What you are asked to do: Write how many lines in the records below include the string "name". No other text should be given.

Extracted data entries:
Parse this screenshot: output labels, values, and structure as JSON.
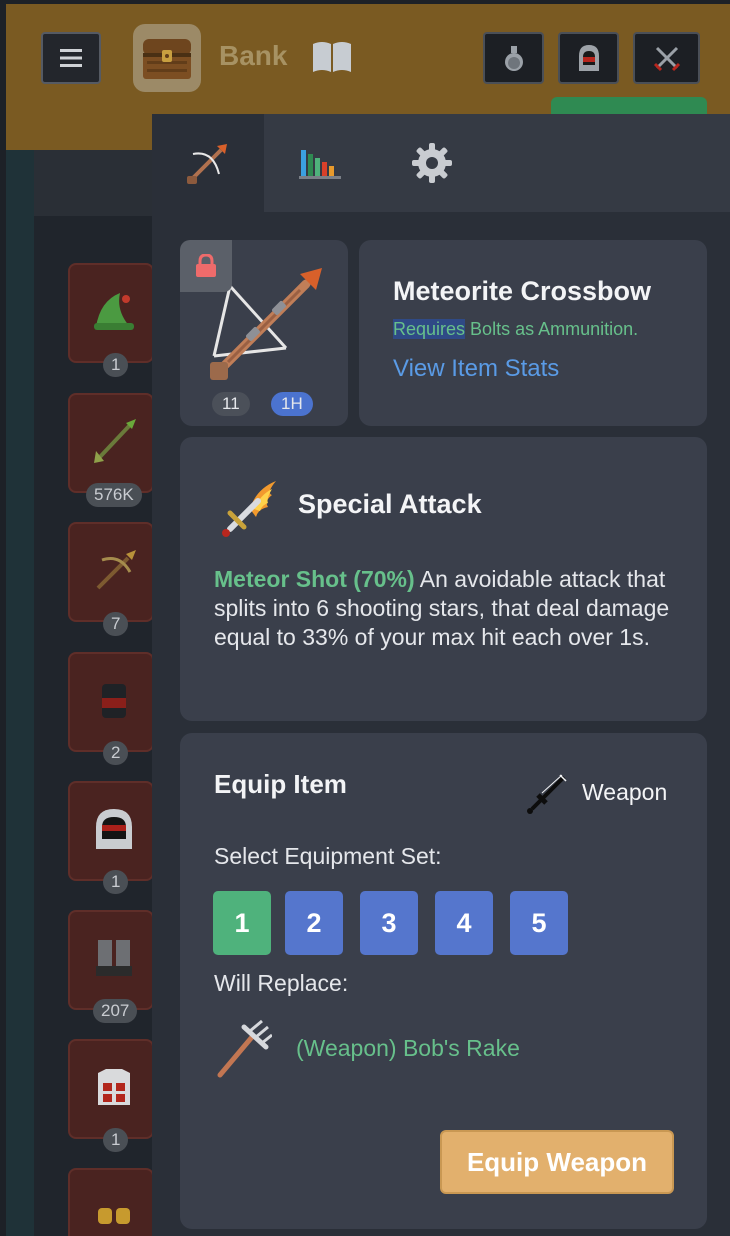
{
  "topbar": {
    "bank_label": "Bank",
    "menu_icon": "hamburger-icon",
    "actions": [
      {
        "icon": "potion-icon"
      },
      {
        "icon": "helmet-icon"
      },
      {
        "icon": "crossed-swords-icon"
      }
    ]
  },
  "bank_slots": [
    {
      "icon": "elf-hat-icon",
      "count": "1"
    },
    {
      "icon": "arrow-icon",
      "count": "576K"
    },
    {
      "icon": "crossbow-icon",
      "count": "7"
    },
    {
      "icon": "armor-icon",
      "count": "2"
    },
    {
      "icon": "hood-icon",
      "count": "1"
    },
    {
      "icon": "boots-icon",
      "count": "207"
    },
    {
      "icon": "platebody-icon",
      "count": "1"
    },
    {
      "icon": "gloves-icon",
      "count": ""
    }
  ],
  "panel": {
    "tabs": [
      {
        "icon": "crossbow-icon",
        "active": true
      },
      {
        "icon": "bar-chart-icon",
        "active": false
      },
      {
        "icon": "gear-icon",
        "active": false
      }
    ],
    "item": {
      "name": "Meteorite Crossbow",
      "requires_label": "Requires",
      "requires_text": " Bolts as Ammunition.",
      "view_stats": "View Item Stats",
      "quantity": "11",
      "hand": "1H",
      "locked": true
    },
    "special": {
      "title": "Special Attack",
      "name": "Meteor Shot (70%)",
      "description": " An avoidable attack that splits into 6 shooting stars, that deal damage equal to 33% of your max hit each over 1s."
    },
    "equip": {
      "title": "Equip Item",
      "slot": "Weapon",
      "select_label": "Select Equipment Set:",
      "sets": [
        "1",
        "2",
        "3",
        "4",
        "5"
      ],
      "selected_set": "1",
      "replace_label": "Will Replace:",
      "replace_item": "(Weapon) Bob's Rake",
      "button": "Equip Weapon"
    }
  },
  "colors": {
    "topbar": "#7a5a22",
    "panel": "#2a2f38",
    "card": "#3a3f4b",
    "accent_green": "#67c08b",
    "link_blue": "#5a9be6",
    "set_blue": "#5576cd",
    "equip_button": "#e2b06d"
  }
}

Exercise solution: 2